Residential burglaries can increase in summer, when warm weather compels people to leave doors and windows open. Almost half of the residential burglaries in Shoreline are non-forced entry—which means a burglar has taken advantage of an unlocked or open access point. Burglars look for easy targets. Security measures can make your home look less inviting and encourage the burglar to look elsewhere for an easier target.
You and your neighbors can work together towards reducing the number of burglaries by taking these basic security measures:
Keep first floor windows, doors and your garage shut.
Don't leave anything outside the house that burglars could use to climb to an open second level door or window.
When on vacation, ask a trusted neighbor to help keep an eye on your home or sign up for a vacation house check with Shoreline Police.
Install Good Locks and Lock Them
Crime prevention experts recommend using a single cylinder deadbolt lock. Be sure locks are firmly screwed into solid wood, not just into a light door jamb. The longer the screws and the longer the lock bolts, the safer your home will be. (The screws which come in many packages are too short for good security.)
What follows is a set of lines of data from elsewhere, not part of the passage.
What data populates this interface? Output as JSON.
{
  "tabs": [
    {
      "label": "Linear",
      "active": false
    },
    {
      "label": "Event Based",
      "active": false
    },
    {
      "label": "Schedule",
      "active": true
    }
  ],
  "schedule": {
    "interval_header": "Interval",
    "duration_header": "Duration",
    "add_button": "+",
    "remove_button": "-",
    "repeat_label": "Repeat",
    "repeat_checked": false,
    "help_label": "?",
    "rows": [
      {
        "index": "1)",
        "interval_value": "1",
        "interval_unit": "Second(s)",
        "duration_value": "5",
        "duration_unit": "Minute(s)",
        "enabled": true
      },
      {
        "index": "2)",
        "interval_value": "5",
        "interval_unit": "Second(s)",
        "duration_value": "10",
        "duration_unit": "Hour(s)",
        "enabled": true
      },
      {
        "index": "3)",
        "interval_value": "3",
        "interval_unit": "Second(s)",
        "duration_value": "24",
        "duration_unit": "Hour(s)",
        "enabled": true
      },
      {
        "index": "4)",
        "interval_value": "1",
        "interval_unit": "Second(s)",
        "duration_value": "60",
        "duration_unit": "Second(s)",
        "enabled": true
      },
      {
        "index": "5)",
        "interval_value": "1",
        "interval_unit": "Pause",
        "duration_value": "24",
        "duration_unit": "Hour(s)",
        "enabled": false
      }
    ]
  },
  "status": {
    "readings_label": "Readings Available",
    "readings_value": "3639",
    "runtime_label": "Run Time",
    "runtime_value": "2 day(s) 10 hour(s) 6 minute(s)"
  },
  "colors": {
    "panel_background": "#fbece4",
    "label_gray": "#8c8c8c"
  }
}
Install a wide-angle peephole in your front door. This allows you to see outside without opening your door. Such viewers are inexpensive and easy to install. They are much better than chain latches, which are easy to force loose.
For windows and sliding glass doors, ensure they have an anti-slide device or snug-fitting dowel in the track. These are inexpensive and provide extra security.
The best lock in the world is worthless if it isn’t locked. Always lock up, even if you’re away from home for only minutes. Burglars have just walked in to homes and garages while the owner was mowing the lawn, visiting a neighbor or on a quick errand.
Be aware of your surroundings and call police if something is suspicious. Movement inside an empty home, strange cars, people loitering as if they’re a lookout, can all be signals that you need to call police. Be the best witness you can be. Don’t endanger yourself, but do try to safely get descriptions and license plate numbers. Neighbors can often be more adept than police at telling what doesn’t belong. Keep an eye on your neighbor’s homes and get them to do the same for you.
Don’t Open Your Door to Anyone Who Has No Business Inside
Burglars can try to find out if anyone’s home by knocking on the door. If you are home, police recommend you make this known by briefly talking to the person- with your door closed. Simply say “No thank you,” from behind a locked door.
Discuss safety with your family, especially children. Teach them not to automatically open the door or give out information by phone, especially about who is home, who is out and how long anyone is expected to be out. Practice by role-playing and emphasize safety (not fear).
Solicitors can be legitimate (you still don’t have to open your door). Shoreline Police and the City Clerk’s office maintain a list of registered solicitors on their webpage, “What You Should Know About Door-to-Door Solicitors”.
Don’t Reward the Burglar Who Does Get In
If, despite your precautions, a burglar does get into your home, don’t offer a “bonus” of cash or easily carried jewelry. Never keep large sums of cash around the house. Keep valuable jewelry that you don’t often use in a safety deposit box.
Use Operation ID and mark/inventory your valuables. Thieves don’t like to get stuck with marked property. An inventory of your property is also helpful for insurance purposes.
Install an audible alarm system from a reputable, established dealer. Alarms systems are often wireless and easy to use. It’s a good idea to have your alarm monitored so that police are called.
Block Watch is the most successful anticrime program in the country. It’s the most effective and least expensive tool to make sure we have the safe, pleasant environment we all want for our families. One major city started the Block Watch program more than 20 years ago. The police department kept track of crime in the neighborhoods the first year. Where there were Block Watch groups, residential crime dropped 40 percent.
Block Watch encourages neighbors to know one another and look out for each other. Reductions in crime result from neighbors reporting suspicious activity, crime and taking an active role in crime prevention efforts.
Shoreline Police community police officers can assist you with beginning a Block Watch in your neighborhood. We will educate about Operation ID, CPTED (Crime Prevention Through Environmental Design), and discuss ways to deter other crime. Fight crime by getting organized and joining with your neighbors to form a Block Watch. Contact one of your Neighborhood Police Officers:
Officer Greg McKinney, 521 NE 165th St., Shoreline, WA 98155, (206) 363-8424 or,
Officer Leona Obstler, 624 NW Richmond Beach Rd., Shoreline, WA 98177, (206) 546-3636